▶ What you are asked to do
Please work out how many of the lines below include "content". Only the number should be given.

▶ Supplied information
____

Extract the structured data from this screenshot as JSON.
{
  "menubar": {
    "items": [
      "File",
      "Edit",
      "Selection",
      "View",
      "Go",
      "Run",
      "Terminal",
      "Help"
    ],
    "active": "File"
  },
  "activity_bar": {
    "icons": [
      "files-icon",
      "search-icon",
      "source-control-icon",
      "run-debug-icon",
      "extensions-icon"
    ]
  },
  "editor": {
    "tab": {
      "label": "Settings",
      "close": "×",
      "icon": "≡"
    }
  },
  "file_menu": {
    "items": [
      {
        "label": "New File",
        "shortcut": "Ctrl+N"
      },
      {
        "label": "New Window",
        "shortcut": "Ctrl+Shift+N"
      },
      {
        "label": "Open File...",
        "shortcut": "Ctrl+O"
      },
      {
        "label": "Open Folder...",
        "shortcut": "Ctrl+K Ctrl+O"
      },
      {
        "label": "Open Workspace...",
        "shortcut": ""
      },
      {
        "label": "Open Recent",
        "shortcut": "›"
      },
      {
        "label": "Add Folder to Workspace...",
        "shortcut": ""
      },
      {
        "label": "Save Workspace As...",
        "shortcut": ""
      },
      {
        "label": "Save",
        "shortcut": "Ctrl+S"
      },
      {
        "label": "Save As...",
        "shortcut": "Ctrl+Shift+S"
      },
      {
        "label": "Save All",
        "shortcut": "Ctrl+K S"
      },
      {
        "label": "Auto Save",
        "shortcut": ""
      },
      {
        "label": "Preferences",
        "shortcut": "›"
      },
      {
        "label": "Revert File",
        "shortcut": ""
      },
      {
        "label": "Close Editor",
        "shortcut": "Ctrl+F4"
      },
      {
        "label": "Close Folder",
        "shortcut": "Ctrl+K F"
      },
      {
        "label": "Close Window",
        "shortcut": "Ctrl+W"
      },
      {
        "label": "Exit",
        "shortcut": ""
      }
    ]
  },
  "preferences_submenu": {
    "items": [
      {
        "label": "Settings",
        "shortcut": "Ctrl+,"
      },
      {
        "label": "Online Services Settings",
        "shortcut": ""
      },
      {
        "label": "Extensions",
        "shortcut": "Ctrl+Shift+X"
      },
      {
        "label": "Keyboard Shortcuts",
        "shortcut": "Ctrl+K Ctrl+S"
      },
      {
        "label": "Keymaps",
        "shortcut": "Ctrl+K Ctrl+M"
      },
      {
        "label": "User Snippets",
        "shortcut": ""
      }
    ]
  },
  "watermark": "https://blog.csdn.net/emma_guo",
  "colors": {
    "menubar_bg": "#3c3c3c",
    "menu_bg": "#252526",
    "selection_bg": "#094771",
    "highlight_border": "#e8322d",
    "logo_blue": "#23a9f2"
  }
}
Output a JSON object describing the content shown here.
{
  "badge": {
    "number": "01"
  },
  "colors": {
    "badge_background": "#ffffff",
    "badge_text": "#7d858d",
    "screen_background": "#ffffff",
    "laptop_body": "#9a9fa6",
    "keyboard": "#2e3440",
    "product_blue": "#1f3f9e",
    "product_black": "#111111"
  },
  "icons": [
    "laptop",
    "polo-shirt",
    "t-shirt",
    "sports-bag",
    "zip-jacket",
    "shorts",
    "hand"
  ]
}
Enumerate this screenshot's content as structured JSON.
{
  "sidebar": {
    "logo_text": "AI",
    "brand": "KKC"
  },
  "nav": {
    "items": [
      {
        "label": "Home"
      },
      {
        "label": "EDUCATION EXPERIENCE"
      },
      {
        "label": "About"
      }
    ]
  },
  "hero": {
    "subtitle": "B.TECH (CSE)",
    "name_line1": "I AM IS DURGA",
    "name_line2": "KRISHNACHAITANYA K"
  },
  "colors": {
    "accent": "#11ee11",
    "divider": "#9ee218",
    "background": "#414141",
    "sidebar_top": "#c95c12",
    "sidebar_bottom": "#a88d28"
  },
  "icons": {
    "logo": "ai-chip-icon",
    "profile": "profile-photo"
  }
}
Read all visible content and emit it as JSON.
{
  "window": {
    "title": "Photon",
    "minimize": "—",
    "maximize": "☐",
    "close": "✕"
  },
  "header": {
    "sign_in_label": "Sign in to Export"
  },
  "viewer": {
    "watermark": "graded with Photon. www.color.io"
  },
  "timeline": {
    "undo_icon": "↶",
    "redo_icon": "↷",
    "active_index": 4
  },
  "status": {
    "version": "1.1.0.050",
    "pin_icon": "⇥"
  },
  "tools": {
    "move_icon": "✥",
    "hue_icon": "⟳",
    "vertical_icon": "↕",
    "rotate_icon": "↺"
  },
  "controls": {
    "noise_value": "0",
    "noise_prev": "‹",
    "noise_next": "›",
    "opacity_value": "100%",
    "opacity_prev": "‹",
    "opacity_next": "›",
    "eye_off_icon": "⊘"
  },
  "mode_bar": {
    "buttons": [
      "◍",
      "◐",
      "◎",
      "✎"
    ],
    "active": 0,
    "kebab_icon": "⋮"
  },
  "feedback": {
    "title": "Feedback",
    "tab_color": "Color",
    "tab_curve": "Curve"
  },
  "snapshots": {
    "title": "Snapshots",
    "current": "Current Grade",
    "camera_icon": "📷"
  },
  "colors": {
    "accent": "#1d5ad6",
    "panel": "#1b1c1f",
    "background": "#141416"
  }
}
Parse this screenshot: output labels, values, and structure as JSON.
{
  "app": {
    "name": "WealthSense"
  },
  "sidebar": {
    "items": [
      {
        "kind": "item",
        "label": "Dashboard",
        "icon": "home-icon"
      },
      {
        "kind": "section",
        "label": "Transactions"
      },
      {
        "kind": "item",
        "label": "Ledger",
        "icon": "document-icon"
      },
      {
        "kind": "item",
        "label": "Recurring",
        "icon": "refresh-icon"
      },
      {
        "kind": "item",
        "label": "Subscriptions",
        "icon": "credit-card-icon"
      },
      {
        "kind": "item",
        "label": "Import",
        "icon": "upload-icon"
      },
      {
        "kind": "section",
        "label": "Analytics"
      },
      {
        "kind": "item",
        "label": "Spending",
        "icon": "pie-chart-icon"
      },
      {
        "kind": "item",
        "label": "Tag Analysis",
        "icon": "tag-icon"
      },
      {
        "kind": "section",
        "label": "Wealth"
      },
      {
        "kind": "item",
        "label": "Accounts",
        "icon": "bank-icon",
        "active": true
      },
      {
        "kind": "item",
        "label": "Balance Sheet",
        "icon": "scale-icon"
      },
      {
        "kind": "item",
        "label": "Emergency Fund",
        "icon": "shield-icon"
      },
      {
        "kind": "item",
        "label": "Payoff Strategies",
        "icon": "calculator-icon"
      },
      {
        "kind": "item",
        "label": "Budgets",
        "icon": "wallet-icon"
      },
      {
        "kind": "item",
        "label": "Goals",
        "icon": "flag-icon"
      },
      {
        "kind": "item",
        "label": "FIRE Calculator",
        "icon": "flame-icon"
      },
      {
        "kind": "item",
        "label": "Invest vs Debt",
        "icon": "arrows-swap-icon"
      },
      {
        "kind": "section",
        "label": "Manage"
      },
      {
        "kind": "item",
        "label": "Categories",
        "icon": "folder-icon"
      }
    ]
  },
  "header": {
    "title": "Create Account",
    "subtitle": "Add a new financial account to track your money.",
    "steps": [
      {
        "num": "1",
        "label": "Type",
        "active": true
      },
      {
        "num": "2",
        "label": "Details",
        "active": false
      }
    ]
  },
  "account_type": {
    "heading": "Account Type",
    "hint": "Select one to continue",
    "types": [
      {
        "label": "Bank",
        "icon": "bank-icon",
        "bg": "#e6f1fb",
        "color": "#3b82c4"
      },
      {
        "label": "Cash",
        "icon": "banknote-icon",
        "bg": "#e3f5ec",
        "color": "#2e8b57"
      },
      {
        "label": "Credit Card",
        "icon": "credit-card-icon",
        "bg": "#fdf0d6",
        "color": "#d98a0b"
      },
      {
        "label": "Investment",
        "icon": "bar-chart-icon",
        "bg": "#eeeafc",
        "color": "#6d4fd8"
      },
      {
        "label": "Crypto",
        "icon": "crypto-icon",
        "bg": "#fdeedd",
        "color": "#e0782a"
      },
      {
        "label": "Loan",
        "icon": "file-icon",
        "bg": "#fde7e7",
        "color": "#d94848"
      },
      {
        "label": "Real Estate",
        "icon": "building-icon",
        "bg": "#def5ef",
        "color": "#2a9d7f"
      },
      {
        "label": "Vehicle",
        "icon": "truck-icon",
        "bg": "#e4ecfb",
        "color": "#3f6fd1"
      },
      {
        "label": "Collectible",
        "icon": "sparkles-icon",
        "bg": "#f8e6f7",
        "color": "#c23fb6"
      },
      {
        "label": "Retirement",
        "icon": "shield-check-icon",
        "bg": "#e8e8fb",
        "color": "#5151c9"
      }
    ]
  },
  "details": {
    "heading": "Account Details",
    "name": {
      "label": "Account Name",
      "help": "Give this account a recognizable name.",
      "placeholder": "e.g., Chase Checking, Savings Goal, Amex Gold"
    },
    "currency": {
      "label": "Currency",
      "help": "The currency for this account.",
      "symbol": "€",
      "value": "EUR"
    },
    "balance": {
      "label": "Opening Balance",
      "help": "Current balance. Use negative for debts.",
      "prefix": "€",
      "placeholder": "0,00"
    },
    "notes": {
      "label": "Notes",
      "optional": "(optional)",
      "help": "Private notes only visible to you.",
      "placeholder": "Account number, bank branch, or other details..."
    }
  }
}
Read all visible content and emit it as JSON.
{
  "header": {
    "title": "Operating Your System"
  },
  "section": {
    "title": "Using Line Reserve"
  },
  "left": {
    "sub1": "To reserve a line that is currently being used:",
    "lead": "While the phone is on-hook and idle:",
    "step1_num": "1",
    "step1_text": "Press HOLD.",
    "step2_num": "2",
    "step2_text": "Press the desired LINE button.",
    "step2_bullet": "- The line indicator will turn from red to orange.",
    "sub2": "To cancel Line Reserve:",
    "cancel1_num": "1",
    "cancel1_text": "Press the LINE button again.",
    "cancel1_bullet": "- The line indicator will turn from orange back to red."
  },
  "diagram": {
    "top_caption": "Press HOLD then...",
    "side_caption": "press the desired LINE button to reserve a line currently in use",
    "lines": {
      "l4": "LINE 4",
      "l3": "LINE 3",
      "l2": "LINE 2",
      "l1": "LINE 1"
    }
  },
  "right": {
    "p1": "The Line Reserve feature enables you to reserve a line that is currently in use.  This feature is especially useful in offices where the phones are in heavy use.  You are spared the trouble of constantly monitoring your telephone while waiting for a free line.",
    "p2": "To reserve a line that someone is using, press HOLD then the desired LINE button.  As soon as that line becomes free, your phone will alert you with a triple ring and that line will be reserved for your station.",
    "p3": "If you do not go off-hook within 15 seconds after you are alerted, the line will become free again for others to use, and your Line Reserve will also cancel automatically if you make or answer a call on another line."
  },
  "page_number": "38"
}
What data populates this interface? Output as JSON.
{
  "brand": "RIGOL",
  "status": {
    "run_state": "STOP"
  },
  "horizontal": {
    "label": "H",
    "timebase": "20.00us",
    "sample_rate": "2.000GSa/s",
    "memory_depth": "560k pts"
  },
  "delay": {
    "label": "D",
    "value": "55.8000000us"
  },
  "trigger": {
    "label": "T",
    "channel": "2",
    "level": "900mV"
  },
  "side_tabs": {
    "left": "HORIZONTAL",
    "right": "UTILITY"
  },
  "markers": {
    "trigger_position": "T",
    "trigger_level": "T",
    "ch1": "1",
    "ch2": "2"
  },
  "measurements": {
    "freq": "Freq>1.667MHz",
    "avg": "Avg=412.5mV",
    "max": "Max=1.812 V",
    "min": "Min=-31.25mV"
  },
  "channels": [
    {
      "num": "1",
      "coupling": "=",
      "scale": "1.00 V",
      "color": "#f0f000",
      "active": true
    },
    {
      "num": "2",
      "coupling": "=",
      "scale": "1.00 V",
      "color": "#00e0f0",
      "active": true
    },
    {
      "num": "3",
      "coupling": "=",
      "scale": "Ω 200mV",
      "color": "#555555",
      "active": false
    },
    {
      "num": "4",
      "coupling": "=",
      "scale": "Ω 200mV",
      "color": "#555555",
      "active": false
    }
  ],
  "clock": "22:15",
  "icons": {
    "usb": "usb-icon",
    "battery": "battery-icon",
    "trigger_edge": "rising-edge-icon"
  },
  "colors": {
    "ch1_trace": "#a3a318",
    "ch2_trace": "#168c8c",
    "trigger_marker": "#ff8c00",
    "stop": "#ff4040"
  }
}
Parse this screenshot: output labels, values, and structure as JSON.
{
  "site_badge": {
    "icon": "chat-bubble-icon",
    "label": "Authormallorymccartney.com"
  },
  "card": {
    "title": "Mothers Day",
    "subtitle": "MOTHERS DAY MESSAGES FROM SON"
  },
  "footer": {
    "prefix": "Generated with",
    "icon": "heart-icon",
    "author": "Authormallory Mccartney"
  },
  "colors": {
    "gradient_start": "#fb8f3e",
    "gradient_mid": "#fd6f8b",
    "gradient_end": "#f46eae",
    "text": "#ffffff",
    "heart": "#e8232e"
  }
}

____

▶ Result for this exercise
4